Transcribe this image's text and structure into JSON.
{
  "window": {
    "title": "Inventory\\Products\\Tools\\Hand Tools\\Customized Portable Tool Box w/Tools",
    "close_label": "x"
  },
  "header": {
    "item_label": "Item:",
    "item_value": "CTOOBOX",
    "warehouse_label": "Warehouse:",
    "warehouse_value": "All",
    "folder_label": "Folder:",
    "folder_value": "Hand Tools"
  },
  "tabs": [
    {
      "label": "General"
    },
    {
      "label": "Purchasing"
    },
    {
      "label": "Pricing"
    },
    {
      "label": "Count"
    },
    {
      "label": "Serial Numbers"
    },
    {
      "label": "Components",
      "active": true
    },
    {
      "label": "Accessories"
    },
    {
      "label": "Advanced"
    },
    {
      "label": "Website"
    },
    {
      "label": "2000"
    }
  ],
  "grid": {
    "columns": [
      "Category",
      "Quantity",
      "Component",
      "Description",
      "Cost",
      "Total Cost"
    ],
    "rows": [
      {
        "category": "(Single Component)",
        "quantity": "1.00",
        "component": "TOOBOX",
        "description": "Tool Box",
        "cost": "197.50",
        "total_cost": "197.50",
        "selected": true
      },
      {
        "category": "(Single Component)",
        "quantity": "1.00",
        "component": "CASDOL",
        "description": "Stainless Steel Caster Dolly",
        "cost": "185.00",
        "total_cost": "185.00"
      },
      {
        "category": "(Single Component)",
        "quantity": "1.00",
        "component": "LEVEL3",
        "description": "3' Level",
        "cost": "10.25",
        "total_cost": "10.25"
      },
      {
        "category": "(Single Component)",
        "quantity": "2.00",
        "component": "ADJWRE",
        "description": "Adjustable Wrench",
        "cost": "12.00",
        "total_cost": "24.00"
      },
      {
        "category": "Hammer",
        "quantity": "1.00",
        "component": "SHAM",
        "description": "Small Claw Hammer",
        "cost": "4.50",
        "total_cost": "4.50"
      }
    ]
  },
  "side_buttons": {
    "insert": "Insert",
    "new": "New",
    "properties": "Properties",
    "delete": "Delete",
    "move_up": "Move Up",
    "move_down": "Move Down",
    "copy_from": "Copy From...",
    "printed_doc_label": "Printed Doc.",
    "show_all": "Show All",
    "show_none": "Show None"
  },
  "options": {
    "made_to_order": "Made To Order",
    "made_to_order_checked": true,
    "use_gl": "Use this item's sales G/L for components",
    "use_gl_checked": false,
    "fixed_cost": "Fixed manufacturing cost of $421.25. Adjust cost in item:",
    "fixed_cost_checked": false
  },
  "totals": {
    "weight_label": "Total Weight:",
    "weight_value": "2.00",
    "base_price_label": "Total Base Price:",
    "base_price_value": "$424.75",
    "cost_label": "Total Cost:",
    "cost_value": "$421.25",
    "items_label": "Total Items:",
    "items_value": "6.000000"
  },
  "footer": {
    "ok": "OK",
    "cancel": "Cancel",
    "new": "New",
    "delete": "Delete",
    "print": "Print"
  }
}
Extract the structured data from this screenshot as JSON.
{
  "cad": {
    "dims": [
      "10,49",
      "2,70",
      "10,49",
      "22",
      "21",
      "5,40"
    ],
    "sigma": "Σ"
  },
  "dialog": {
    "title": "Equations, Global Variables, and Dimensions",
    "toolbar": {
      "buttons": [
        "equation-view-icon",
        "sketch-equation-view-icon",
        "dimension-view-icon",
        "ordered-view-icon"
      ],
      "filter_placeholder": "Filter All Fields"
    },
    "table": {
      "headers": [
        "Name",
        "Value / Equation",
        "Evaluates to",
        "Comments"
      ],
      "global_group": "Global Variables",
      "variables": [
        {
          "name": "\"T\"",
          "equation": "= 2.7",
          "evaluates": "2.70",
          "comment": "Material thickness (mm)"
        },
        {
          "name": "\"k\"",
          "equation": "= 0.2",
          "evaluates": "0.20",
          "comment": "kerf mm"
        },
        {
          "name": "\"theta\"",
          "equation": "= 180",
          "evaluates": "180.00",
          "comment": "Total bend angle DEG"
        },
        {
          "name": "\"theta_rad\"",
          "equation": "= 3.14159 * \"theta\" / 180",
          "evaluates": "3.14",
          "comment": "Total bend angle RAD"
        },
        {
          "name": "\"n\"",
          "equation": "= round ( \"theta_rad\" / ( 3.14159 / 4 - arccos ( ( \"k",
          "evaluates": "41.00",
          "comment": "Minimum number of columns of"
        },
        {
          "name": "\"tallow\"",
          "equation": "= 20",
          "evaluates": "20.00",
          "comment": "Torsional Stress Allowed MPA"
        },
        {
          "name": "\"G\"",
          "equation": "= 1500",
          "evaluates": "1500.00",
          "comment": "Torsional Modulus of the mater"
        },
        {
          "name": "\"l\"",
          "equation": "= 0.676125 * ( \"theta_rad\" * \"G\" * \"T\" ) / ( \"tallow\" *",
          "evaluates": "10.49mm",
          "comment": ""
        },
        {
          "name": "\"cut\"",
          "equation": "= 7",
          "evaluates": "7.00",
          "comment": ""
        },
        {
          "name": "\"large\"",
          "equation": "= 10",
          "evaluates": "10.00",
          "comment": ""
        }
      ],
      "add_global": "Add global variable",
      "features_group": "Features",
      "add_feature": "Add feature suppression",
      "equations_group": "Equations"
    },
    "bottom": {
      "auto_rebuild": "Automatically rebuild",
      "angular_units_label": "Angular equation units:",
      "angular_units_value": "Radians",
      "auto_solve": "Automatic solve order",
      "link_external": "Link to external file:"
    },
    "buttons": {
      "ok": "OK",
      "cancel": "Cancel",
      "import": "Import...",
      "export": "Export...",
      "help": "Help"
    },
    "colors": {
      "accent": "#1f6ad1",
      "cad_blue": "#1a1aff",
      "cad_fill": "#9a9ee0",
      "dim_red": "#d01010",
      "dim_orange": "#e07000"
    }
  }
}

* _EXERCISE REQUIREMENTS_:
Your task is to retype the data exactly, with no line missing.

* _REPLY_:
Transcribe this image's text and structure into JSON.
{
  "window": {
    "title": "Inventory\\Products\\Tools\\Hand Tools\\Customized Portable Tool Box w/Tools",
    "close_label": "x"
  },
  "header": {
    "item_label": "Item:",
    "item_value": "CTOOBOX",
    "warehouse_label": "Warehouse:",
    "warehouse_value": "All",
    "folder_label": "Folder:",
    "folder_value": "Hand Tools"
  },
  "tabs": [
    {
      "label": "General"
    },
    {
      "label": "Purchasing"
    },
    {
      "label": "Pricing"
    },
    {
      "label": "Count"
    },
    {
      "label": "Serial Numbers"
    },
    {
      "label": "Components",
      "active": true
    },
    {
      "label": "Accessories"
    },
    {
      "label": "Advanced"
    },
    {
      "label": "Website"
    },
    {
      "label": "2000"
    }
  ],
  "grid": {
    "columns": [
      "Category",
      "Quantity",
      "Component",
      "Description",
      "Cost",
      "Total Cost"
    ],
    "rows": [
      {
        "category": "(Single Component)",
        "quantity": "1.00",
        "component": "TOOBOX",
        "description": "Tool Box",
        "cost": "197.50",
        "total_cost": "197.50",
        "selected": true
      },
      {
        "category": "(Single Component)",
        "quantity": "1.00",
        "component": "CASDOL",
        "description": "Stainless Steel Caster Dolly",
        "cost": "185.00",
        "total_cost": "185.00"
      },
      {
        "category": "(Single Component)",
        "quantity": "1.00",
        "component": "LEVEL3",
        "description": "3' Level",
        "cost": "10.25",
        "total_cost": "10.25"
      },
      {
        "category": "(Single Component)",
        "quantity": "2.00",
        "component": "ADJWRE",
        "description": "Adjustable Wrench",
        "cost": "12.00",
        "total_cost": "24.00"
      },
      {
        "category": "Hammer",
        "quantity": "1.00",
        "component": "SHAM",
        "description": "Small Claw Hammer",
        "cost": "4.50",
        "total_cost": "4.50"
      }
    ]
  },
  "side_buttons": {
    "insert": "Insert",
    "new": "New",
    "properties": "Properties",
    "delete": "Delete",
    "move_up": "Move Up",
    "move_down": "Move Down",
    "copy_from": "Copy From...",
    "printed_doc_label": "Printed Doc.",
    "show_all": "Show All",
    "show_none": "Show None"
  },
  "options": {
    "made_to_order": "Made To Order",
    "made_to_order_checked": true,
    "use_gl": "Use this item's sales G/L for components",
    "use_gl_checked": false,
    "fixed_cost": "Fixed manufacturing cost of $421.25. Adjust cost in item:",
    "fixed_cost_checked": false
  },
  "totals": {
    "weight_label": "Total Weight:",
    "weight_value": "2.00",
    "base_price_label": "Total Base Price:",
    "base_price_value": "$424.75",
    "cost_label": "Total Cost:",
    "cost_value": "$421.25",
    "items_label": "Total Items:",
    "items_value": "6.000000"
  },
  "footer": {
    "ok": "OK",
    "cancel": "Cancel",
    "new": "New",
    "delete": "Delete",
    "print": "Print"
  }
}
Extract the structured data from this screenshot as JSON.
{
  "cad": {
    "dims": [
      "10,49",
      "2,70",
      "10,49",
      "22",
      "21",
      "5,40"
    ],
    "sigma": "Σ"
  },
  "dialog": {
    "title": "Equations, Global Variables, and Dimensions",
    "toolbar": {
      "buttons": [
        "equation-view-icon",
        "sketch-equation-view-icon",
        "dimension-view-icon",
        "ordered-view-icon"
      ],
      "filter_placeholder": "Filter All Fields"
    },
    "table": {
      "headers": [
        "Name",
        "Value / Equation",
        "Evaluates to",
        "Comments"
      ],
      "global_group": "Global Variables",
      "variables": [
        {
          "name": "\"T\"",
          "equation": "= 2.7",
          "evaluates": "2.70",
          "comment": "Material thickness (mm)"
        },
        {
          "name": "\"k\"",
          "equation": "= 0.2",
          "evaluates": "0.20",
          "comment": "kerf mm"
        },
        {
          "name": "\"theta\"",
          "equation": "= 180",
          "evaluates": "180.00",
          "comment": "Total bend angle DEG"
        },
        {
          "name": "\"theta_rad\"",
          "equation": "= 3.14159 * \"theta\" / 180",
          "evaluates": "3.14",
          "comment": "Total bend angle RAD"
        },
        {
          "name": "\"n\"",
          "equation": "= round ( \"theta_rad\" / ( 3.14159 / 4 - arccos ( ( \"k",
          "evaluates": "41.00",
          "comment": "Minimum number of columns of"
        },
        {
          "name": "\"tallow\"",
          "equation": "= 20",
          "evaluates": "20.00",
          "comment": "Torsional Stress Allowed MPA"
        },
        {
          "name": "\"G\"",
          "equation": "= 1500",
          "evaluates": "1500.00",
          "comment": "Torsional Modulus of the mater"
        },
        {
          "name": "\"l\"",
          "equation": "= 0.676125 * ( \"theta_rad\" * \"G\" * \"T\" ) / ( \"tallow\" *",
          "evaluates": "10.49mm",
          "comment": ""
        },
        {
          "name": "\"cut\"",
          "equation": "= 7",
          "evaluates": "7.00",
          "comment": ""
        },
        {
          "name": "\"large\"",
          "equation": "= 10",
          "evaluates": "10.00",
          "comment": ""
        }
      ],
      "add_global": "Add global variable",
      "features_group": "Features",
      "add_feature": "Add feature suppression",
      "equations_group": "Equations"
    },
    "bottom": {
      "auto_rebuild": "Automatically rebuild",
      "angular_units_label": "Angular equation units:",
      "angular_units_value": "Radians",
      "auto_solve": "Automatic solve order",
      "link_external": "Link to external file:"
    },
    "buttons": {
      "ok": "OK",
      "cancel": "Cancel",
      "import": "Import...",
      "export": "Export...",
      "help": "Help"
    },
    "colors": {
      "accent": "#1f6ad1",
      "cad_blue": "#1a1aff",
      "cad_fill": "#9a9ee0",
      "dim_red": "#d01010",
      "dim_orange": "#e07000"
    }
  }
}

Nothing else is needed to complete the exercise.